Have you ever thought about the exciting careers related to invasive species? In this blog we introduce Trevor Sheffels, who has recently completed his Ph.D degree in Environmental Sciences and Resources at Portland State University. His research focused on addressing nutria management issues in the Pacific Northwest. Trevor had also completed his Master of Environmental Management degree at Portland State.
Q. Why did you choose to focus your research on nutria?
A. The Oregon Aquatic Nuisance Species Management Plan lists the nutria (Myocastor coypus) as a species that is already causing impacts and requires further research and evaluation. Although regional feral nutria populations have been present for approximately eighty years and caused substantial damage, there was very little scientific research on nutria in the Pacific Northwest. As nutria populations continue to expand, the number of nutria damage complaints has increased recently as well. My graduate research focused on the regional status of nutria populations and potential solutions for reducing nutria damage. Both my Master’s report and Ph.D. dissertation are available online (links below).
Ed Martin/ Louisiana Department of Wildlife and Fisheries
Q. Nutria has been a focus on both your Masterʻs and Ph.D research. How did your Masterʻs research differ from your Ph.D work?
A. As part of my Master’s work, I developed a regional nutria distribution and relative density map. A vital step in nutria management involves understanding the location and relative size of regional nutria populations. Past regional nutria distribution maps were outdated, incomplete, and lacked density information. The map I developed will be used to inform future nutria management efforts.
Q. How is this map useful?
A. The map can be used to develop spatial management strategies, identify potential locations for new invasions, and provide a basis for regional habitat suitability models. Since nutria inventories are not currently conducted, the map was created by systematically questioning fish and wildlife biologists who have a working knowledge of their respective areas.
Q. Have you discovered anything from this work?
A. We have discovered that nutria populations in the Pacific Northwest are larger and in more locations than were previously realized.
Q. Developing a map on nutria distribution is impressive. Was your map used as a part of your Ph.D research?
A. For my Ph.D. research, the map was used to test a temperature model I developed with others to spatially describe current and potential future suitable habitat for nutria in the region.
Q. What did you learn about nutria from the temperature model?
A. While the model showed that nutria are currently occupying most available habitat, it also suggested that nutria populations could potentially move east of the Cascade Mountains as the climate warms. I also attached radio telemetry devices to nutria to track behavior patterns in urban wetlands and discovered that nutria were more active during the daylight hours than has been reported in other regions.
Q. Is it possible to prevent the damage caused by nutria?
A. I documented that nutria can heavily damage young woody plants used for restoration efforts and demonstrated that plastic tree protection tubes can be effective in preventing feeding damage while the trees and shrubs become established. My hope is that all of these findings will be useful for current and future nutria management!
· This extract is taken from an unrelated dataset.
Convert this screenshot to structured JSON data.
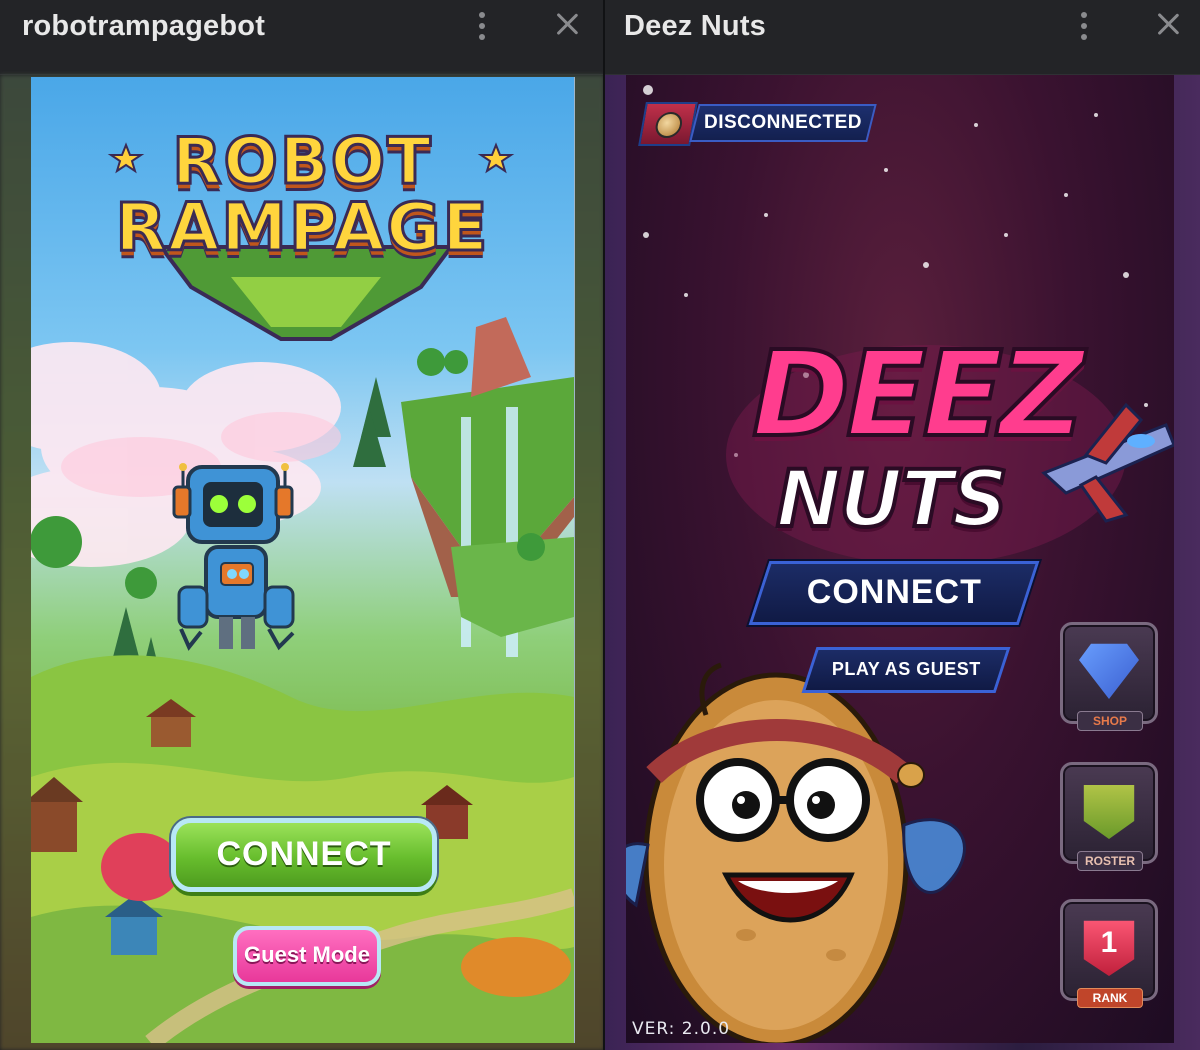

Q. I am sure we all hope that these findings can be useful in nutria management. Are there other ways we can inform people on the issues with nutria?
A. In addition to research, another important step in addressing the regional nutria issue is public outreach and education. Many people do not even realize that the nutria is a non-native species, so I gave many public presentations to increase awareness and share why nutria can be so harmful to the environment.
Q. Can you suggest a way we can make people feel they can do something active to address the nutria issue?
A. Land managers who recognize nutria as a threat need to know how to address the problem. I organized two regional nutria workshops to facilitate regional communication and cooperation, provide general information about nutria, highlight current nutria control and eradication research, and discuss future regional nutria management strategies. Participants came away from the workshops with the desire and tools to address the nutria problem, and that is exciting to me!